++++ Data records ++++
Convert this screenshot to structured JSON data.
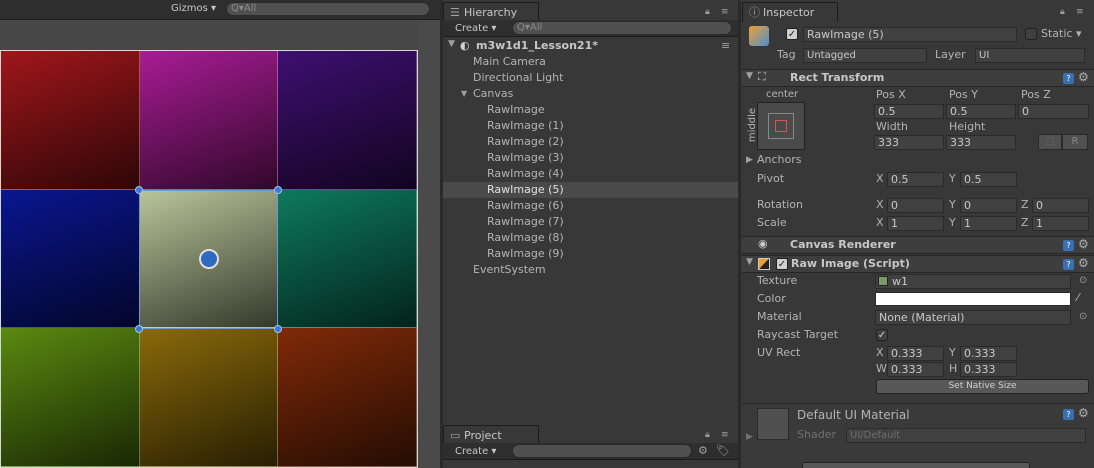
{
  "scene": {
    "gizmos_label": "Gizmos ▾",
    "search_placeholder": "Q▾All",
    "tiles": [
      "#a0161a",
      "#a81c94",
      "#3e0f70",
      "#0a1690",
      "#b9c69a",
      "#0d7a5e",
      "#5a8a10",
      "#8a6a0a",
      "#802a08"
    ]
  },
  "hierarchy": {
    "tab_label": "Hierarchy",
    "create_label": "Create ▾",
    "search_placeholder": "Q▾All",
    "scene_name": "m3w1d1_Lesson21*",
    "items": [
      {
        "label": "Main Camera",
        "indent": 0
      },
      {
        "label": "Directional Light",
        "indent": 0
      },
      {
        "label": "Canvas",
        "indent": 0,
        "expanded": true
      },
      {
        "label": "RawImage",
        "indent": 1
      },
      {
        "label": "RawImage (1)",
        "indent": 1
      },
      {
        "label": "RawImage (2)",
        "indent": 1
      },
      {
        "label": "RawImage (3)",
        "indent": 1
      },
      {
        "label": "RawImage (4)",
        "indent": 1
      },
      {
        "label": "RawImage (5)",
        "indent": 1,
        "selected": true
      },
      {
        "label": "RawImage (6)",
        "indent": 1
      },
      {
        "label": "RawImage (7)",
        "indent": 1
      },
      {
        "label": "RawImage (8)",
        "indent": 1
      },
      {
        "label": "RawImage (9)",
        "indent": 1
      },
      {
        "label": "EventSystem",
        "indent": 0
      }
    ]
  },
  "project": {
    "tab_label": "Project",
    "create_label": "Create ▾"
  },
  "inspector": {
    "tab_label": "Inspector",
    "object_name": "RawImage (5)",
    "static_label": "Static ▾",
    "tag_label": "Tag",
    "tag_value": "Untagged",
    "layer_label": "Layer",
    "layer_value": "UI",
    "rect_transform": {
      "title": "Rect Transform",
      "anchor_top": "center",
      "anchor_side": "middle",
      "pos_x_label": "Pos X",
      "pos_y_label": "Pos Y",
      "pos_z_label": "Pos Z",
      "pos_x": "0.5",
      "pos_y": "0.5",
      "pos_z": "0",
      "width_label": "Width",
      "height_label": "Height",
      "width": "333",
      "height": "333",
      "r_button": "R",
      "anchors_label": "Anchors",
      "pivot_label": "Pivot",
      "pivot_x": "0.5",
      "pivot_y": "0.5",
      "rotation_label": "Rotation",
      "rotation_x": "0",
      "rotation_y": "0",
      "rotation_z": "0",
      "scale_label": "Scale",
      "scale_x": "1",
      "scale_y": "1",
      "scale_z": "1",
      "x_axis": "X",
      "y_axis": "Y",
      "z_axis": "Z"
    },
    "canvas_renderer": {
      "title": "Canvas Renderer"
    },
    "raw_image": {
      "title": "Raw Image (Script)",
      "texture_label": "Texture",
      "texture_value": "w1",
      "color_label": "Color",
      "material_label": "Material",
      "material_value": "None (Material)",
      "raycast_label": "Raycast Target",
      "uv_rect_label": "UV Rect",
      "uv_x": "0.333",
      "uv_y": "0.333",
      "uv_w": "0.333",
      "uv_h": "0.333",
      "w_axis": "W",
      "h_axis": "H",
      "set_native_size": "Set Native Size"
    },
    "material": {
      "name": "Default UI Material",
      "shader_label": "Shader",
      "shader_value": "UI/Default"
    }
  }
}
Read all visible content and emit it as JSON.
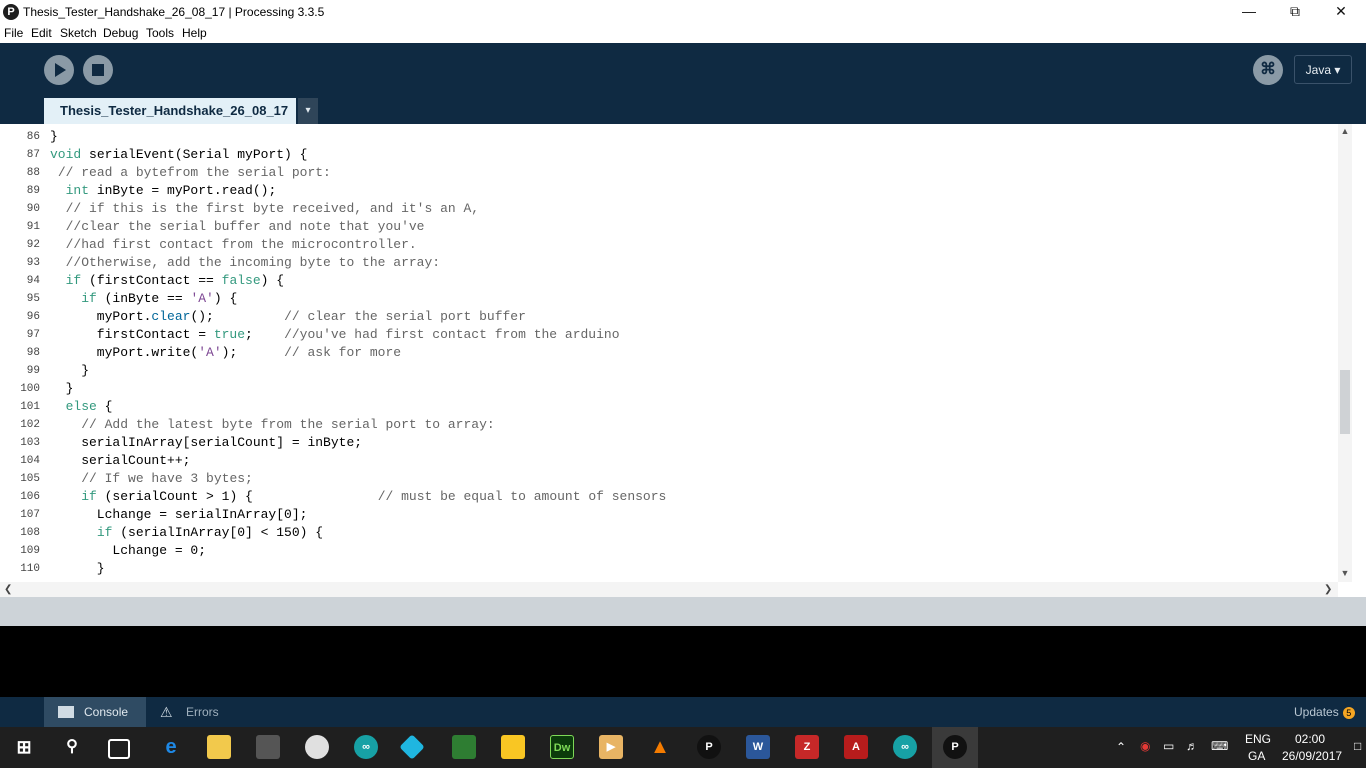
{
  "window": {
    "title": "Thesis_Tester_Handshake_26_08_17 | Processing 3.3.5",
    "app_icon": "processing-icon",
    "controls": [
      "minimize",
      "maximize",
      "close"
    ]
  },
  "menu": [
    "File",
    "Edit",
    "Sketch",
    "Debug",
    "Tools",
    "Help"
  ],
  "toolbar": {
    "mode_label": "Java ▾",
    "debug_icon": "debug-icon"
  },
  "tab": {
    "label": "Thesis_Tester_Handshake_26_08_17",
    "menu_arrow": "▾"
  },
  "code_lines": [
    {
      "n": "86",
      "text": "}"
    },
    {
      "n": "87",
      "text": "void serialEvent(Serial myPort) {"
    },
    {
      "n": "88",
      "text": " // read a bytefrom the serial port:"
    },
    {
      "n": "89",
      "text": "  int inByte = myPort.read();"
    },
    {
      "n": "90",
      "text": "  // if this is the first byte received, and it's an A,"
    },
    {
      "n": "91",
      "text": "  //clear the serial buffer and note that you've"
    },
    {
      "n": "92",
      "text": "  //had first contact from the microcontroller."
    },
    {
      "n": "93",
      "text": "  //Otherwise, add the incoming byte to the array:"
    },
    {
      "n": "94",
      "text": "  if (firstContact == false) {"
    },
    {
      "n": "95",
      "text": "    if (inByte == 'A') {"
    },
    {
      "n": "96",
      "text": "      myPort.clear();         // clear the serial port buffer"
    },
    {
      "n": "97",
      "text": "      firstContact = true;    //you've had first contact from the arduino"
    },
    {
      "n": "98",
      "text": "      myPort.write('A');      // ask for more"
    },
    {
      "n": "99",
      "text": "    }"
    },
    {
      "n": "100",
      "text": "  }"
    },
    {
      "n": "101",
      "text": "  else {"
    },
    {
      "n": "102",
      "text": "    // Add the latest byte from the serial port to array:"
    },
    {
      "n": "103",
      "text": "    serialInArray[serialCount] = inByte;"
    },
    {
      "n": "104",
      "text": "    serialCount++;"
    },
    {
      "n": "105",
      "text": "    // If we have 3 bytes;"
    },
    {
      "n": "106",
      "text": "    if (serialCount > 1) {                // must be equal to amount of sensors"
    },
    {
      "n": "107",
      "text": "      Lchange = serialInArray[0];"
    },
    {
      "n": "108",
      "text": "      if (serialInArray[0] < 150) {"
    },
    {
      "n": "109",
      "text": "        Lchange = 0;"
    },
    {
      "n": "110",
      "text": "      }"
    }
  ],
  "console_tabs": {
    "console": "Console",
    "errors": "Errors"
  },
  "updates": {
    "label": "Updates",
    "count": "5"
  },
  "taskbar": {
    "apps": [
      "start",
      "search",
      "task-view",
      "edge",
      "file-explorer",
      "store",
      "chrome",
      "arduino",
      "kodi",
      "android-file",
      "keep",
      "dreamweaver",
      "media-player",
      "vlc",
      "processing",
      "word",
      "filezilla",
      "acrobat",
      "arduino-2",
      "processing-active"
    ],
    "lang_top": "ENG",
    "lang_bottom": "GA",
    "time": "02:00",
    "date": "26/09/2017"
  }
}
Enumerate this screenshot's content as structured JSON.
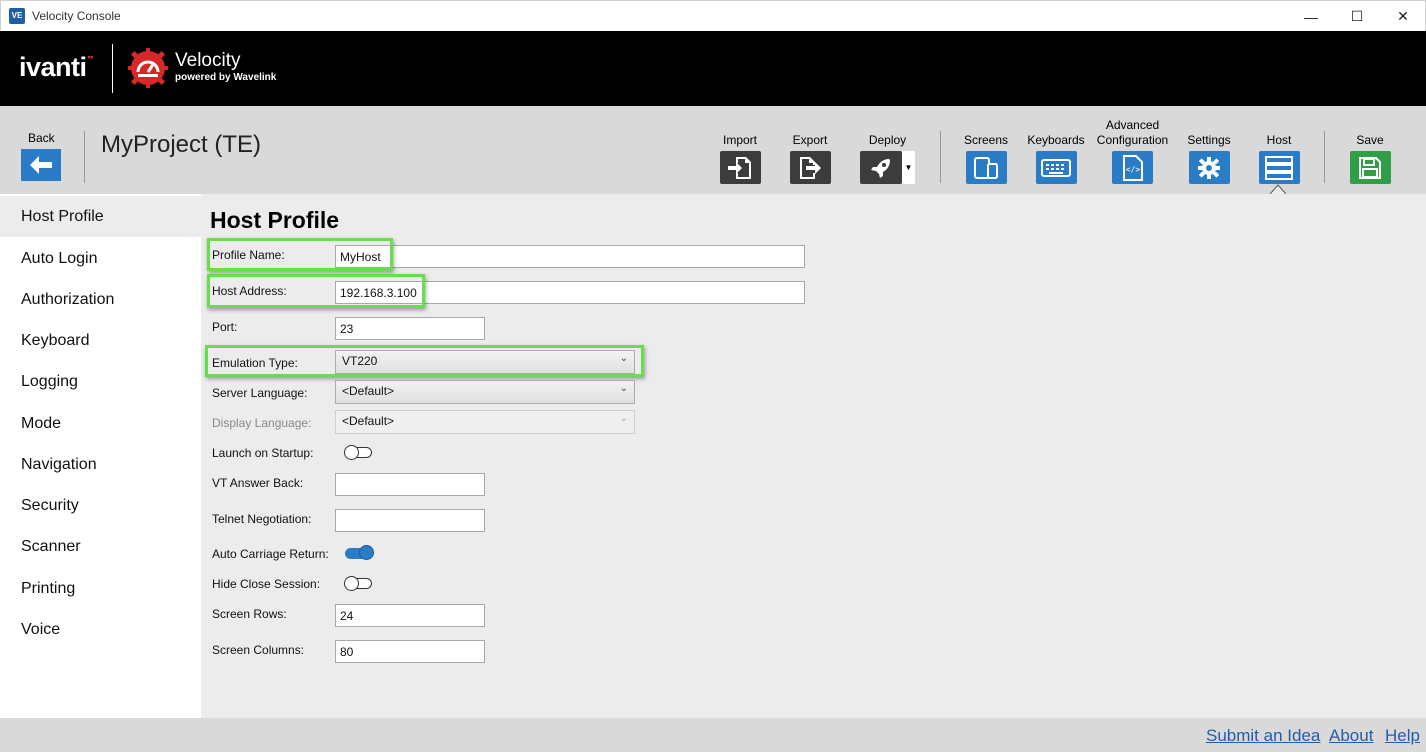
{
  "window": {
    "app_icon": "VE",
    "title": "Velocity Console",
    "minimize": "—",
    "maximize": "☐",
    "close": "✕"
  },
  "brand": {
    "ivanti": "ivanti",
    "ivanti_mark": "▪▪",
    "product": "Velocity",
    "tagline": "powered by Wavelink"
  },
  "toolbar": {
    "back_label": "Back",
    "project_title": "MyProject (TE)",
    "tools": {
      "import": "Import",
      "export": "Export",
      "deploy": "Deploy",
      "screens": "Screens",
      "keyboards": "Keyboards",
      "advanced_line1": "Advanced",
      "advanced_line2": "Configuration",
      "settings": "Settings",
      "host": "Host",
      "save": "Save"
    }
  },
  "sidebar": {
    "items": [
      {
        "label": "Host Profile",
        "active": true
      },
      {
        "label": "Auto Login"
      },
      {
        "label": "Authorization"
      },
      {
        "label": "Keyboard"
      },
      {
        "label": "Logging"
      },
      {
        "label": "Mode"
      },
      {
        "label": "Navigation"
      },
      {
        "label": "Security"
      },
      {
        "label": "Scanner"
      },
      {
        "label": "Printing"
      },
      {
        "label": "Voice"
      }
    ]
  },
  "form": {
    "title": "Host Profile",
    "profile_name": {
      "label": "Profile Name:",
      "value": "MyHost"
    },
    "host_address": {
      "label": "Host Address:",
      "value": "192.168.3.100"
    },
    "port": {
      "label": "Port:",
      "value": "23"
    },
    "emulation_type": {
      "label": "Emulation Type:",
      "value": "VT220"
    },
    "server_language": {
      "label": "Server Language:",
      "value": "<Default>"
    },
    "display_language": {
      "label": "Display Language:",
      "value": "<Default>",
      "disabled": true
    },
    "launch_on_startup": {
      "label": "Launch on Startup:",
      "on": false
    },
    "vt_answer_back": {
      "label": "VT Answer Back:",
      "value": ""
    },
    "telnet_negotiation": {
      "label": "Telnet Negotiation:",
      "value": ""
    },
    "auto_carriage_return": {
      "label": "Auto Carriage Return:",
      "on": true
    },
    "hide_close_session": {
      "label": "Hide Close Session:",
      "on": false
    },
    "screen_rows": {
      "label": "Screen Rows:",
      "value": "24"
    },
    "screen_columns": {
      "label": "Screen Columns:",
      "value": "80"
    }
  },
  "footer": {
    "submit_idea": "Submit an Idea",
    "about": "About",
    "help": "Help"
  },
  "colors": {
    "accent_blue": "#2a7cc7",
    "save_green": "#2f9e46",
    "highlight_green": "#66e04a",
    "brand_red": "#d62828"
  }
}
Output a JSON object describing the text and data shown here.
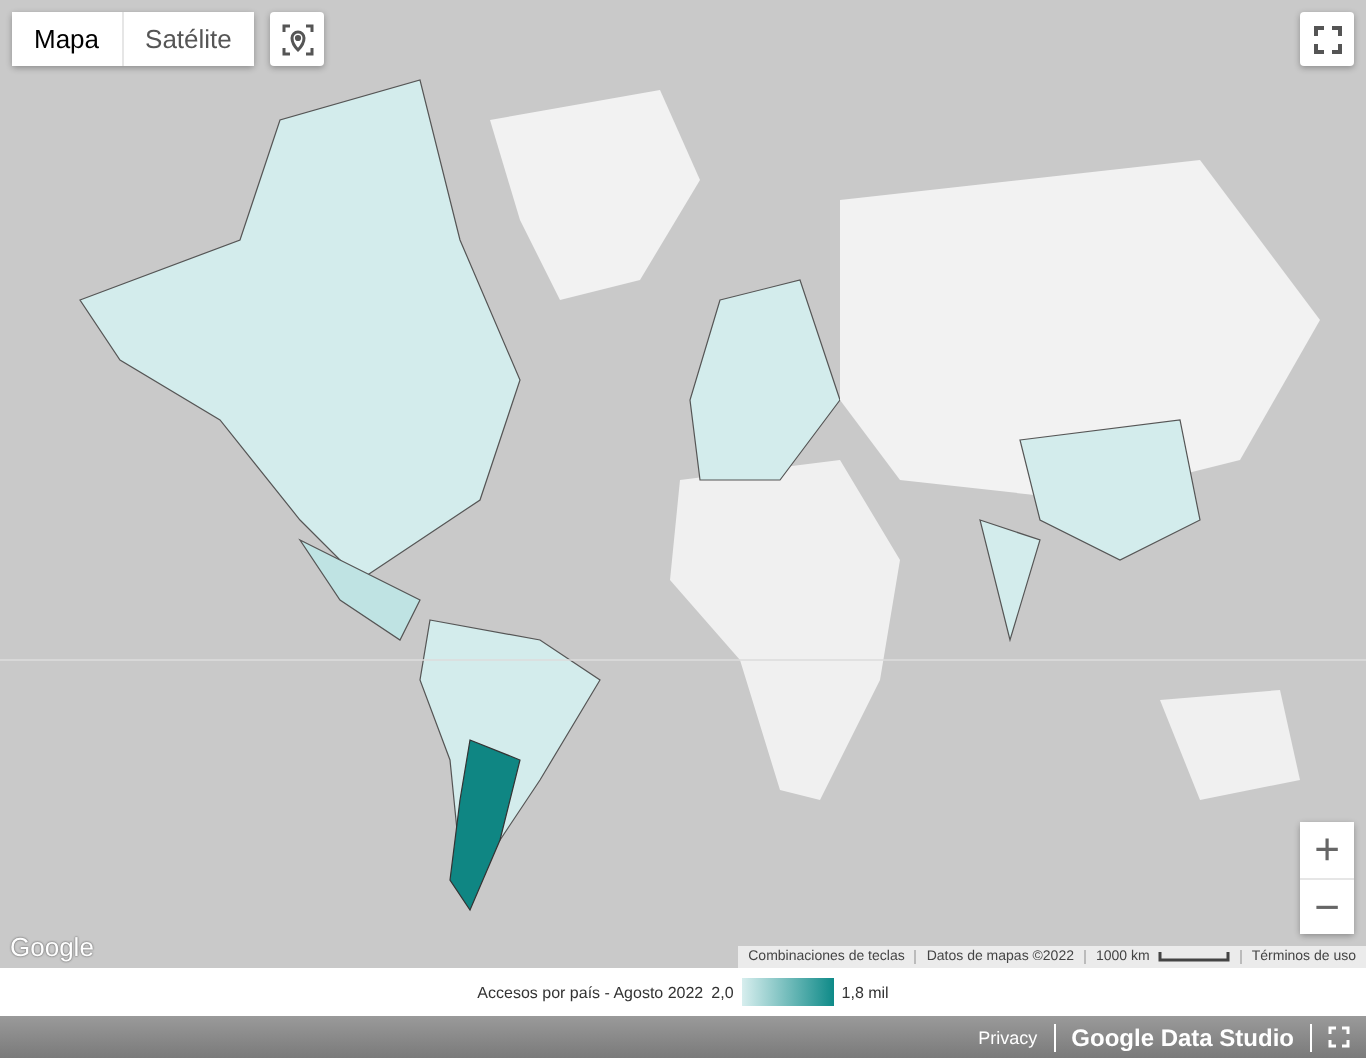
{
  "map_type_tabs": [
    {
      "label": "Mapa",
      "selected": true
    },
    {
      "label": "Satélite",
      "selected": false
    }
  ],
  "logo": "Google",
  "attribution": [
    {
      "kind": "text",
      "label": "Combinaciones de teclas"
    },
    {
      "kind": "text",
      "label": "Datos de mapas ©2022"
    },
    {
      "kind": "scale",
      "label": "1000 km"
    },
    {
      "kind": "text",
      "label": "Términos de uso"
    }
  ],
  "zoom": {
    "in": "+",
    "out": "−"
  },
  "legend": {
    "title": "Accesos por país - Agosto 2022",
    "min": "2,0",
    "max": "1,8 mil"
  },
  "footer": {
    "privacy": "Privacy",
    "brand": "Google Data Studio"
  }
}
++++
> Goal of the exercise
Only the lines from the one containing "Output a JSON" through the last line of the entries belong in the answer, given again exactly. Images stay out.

> Answer area
Output a JSON object describing the text and data shown here.
{
  "map_type_tabs": [
    {
      "label": "Mapa",
      "selected": true
    },
    {
      "label": "Satélite",
      "selected": false
    }
  ],
  "logo": "Google",
  "attribution": [
    {
      "kind": "text",
      "label": "Combinaciones de teclas"
    },
    {
      "kind": "text",
      "label": "Datos de mapas ©2022"
    },
    {
      "kind": "scale",
      "label": "1000 km"
    },
    {
      "kind": "text",
      "label": "Términos de uso"
    }
  ],
  "zoom": {
    "in": "+",
    "out": "−"
  },
  "legend": {
    "title": "Accesos por país - Agosto 2022",
    "min": "2,0",
    "max": "1,8 mil"
  },
  "footer": {
    "privacy": "Privacy",
    "brand": "Google Data Studio"
  }
}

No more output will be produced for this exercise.